Another issue is that, some of the cards do not even guarantee that the data will be written correctly to the SD card. The card specs actually state that there may be write errors and the data written must be verified to see if the write operation must be executed again. This is of course not acceptable in this case, as there is simply not enough time to perform the verification and one of the major advantages of a SD card floppy emulator over a standard floppy drive is (or should be) reliability .
The only proper, guaranteed way of doing this is to include enough memory (in the same order of magnitude as the size of a floppy) on board. All data read through the floppy port would be read from the on-board memory and all data written would go straight to the on-board memory. Then the SD card could be transparently read or written simultaneously in an intelligent manner and this could take as much time as necessary. A led would warn the user to not remove the card if there is data in memory not written to the SD card yet. MFM encoding/decoding could also be performed transparently, as well. Unfortunately, an ATmega644 does not have enough pins or processing power to be able to do this. This is the reason why I had chosen a PIC32 for the UFE project. Now, it seems like a cross between the TFE+ and the UFE may be a good idea.
Posted in Projects, Retrocomputing | Tagged: Amiga, ATARI ST, ATmega644, PIC32, SD card, TFE, UFE | Leave a Comment »
Posted by retromaster on September 18, 2009
UFE board with PIC32
The pictures above show the UFE board with quite a few components (including the PIC32) assembled, and the PIC32 being recognized by Microchip’s PicKit2 programmer.

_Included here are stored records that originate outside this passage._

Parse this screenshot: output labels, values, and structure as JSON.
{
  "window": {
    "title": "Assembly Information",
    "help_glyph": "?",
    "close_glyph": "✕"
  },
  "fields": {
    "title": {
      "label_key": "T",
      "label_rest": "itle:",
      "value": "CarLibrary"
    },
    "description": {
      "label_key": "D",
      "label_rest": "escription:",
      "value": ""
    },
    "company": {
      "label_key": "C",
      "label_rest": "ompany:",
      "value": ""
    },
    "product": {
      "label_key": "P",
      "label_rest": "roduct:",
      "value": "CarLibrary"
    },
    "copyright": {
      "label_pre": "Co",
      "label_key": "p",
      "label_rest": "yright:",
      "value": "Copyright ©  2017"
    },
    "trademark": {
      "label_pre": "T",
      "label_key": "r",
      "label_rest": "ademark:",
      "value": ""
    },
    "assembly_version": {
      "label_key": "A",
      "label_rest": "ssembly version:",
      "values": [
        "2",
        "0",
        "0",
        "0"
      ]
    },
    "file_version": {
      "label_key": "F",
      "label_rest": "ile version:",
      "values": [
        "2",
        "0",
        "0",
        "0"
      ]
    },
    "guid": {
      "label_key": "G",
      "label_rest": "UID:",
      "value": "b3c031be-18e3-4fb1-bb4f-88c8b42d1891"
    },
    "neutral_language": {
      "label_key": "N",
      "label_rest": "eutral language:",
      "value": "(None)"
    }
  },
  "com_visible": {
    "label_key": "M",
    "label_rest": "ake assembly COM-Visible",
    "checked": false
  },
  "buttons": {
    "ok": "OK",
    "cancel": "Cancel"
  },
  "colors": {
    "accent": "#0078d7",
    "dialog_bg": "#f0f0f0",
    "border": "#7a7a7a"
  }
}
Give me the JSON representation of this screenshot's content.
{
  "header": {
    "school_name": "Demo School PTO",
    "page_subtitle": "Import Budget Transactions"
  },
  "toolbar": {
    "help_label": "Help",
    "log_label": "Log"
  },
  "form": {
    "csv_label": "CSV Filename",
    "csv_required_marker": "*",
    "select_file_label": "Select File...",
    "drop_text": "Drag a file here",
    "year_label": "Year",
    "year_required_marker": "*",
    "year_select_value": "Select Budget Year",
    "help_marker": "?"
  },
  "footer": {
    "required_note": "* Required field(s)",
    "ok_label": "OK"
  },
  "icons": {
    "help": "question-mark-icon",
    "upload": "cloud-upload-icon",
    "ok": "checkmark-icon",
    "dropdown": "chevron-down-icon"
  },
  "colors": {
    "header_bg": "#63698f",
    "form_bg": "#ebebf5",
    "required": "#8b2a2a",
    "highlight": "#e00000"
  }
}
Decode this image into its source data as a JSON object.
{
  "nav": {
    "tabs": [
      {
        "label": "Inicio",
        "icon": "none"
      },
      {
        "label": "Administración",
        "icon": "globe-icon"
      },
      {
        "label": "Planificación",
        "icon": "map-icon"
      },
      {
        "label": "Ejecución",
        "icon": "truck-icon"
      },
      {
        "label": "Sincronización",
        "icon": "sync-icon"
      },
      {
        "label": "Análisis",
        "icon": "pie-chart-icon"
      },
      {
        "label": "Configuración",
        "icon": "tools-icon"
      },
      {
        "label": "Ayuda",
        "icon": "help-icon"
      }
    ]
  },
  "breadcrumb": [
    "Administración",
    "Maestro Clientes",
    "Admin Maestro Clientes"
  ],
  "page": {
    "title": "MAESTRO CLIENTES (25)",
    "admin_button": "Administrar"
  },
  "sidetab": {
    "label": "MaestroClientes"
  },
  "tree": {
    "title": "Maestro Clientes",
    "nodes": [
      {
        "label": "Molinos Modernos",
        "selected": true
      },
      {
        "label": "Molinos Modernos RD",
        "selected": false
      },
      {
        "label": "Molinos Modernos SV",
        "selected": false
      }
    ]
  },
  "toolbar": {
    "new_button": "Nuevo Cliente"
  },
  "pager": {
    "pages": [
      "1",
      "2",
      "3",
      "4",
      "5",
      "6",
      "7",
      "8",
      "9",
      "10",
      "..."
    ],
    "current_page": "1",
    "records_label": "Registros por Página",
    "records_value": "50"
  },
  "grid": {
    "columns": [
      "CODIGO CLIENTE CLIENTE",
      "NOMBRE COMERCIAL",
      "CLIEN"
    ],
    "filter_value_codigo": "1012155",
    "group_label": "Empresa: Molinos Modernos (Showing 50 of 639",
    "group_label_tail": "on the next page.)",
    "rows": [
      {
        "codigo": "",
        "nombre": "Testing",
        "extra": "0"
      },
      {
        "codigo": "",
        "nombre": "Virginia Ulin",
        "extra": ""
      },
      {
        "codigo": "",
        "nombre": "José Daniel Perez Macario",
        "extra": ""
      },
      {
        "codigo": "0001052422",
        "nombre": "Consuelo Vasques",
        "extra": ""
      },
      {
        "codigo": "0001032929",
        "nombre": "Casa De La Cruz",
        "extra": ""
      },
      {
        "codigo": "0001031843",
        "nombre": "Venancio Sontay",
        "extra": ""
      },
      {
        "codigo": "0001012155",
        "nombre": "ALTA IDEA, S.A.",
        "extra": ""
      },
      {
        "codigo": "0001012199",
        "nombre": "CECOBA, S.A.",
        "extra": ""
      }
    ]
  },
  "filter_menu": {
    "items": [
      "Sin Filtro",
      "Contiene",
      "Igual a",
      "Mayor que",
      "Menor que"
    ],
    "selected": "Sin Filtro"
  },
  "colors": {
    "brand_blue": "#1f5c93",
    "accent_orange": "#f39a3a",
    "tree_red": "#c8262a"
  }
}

I haven’t tested actually programming the PIC32 (since I do not have any appropriate binary to program it with), but I do not anticipate any problems at this stage. I’ll go on with assembling the rest of the components (possibly with the exception of the SDRAM, which I’ll leave for later). I might try writing a few lines of test code to blink a few LEDs I’ll connect to the LCD daughterboard connector. Soon, I plan to move on to building the LCD daughterboard.
While the UFE board seems to work fine at this point, the looks of it leave much to be desired. I used the old trick of painting the board with rosin-based flux and drying it. Once dried, it is no longer conductive (and sticky), and it protects the board from corrosion rather well and obviously, you can solder through it. The problem is that I prefer using the solder-and-wick method for SMD chips, and that results in a mess (that you can see in the picture above) that you cannot clean (otherwise you’ll remove the protective flux layer as well).
So, it would be great if I could apply a soldermask on my PCBs. Now, I know that it is possible to use UV-cured inks or films for the soldermask application. But they are somewhat difficult to obtain for me, and I am quite used to the toner transfer method and I am reluctant to add a radically-different step. While looking for an alternative on the net, I came across some great results obtained by using heat-curable Pebeo Vitrea paint as a soldermask (masked using toner).
Basically the glass-paint soldermask method works like this: 1. The PCB solder image is applied on the etched PCB using regular toner transfer. 2. The PCB is painted using the Pebeo Vitrea paint and cured. 3. The toner gets in between the PCB and the paint, preventing adhesion of the paint and effectively masking the areas to be soldered. 4. Removing the toner using acetone leaves the solder areas with bare copper and the rest of the paint intact.
I’ll experiment with this method while building the UFE LCD daughterboard and post the results. Hopefully, I’ll be able to obtain the Pebeo Vitrea around here, but otherwise, I guess other kinds of heat-curable glass paint might work.
Posted in Homebrew PCBs, Projects | Tagged: board, PCB, PIC32, soldermask, UFE | 1 Comment »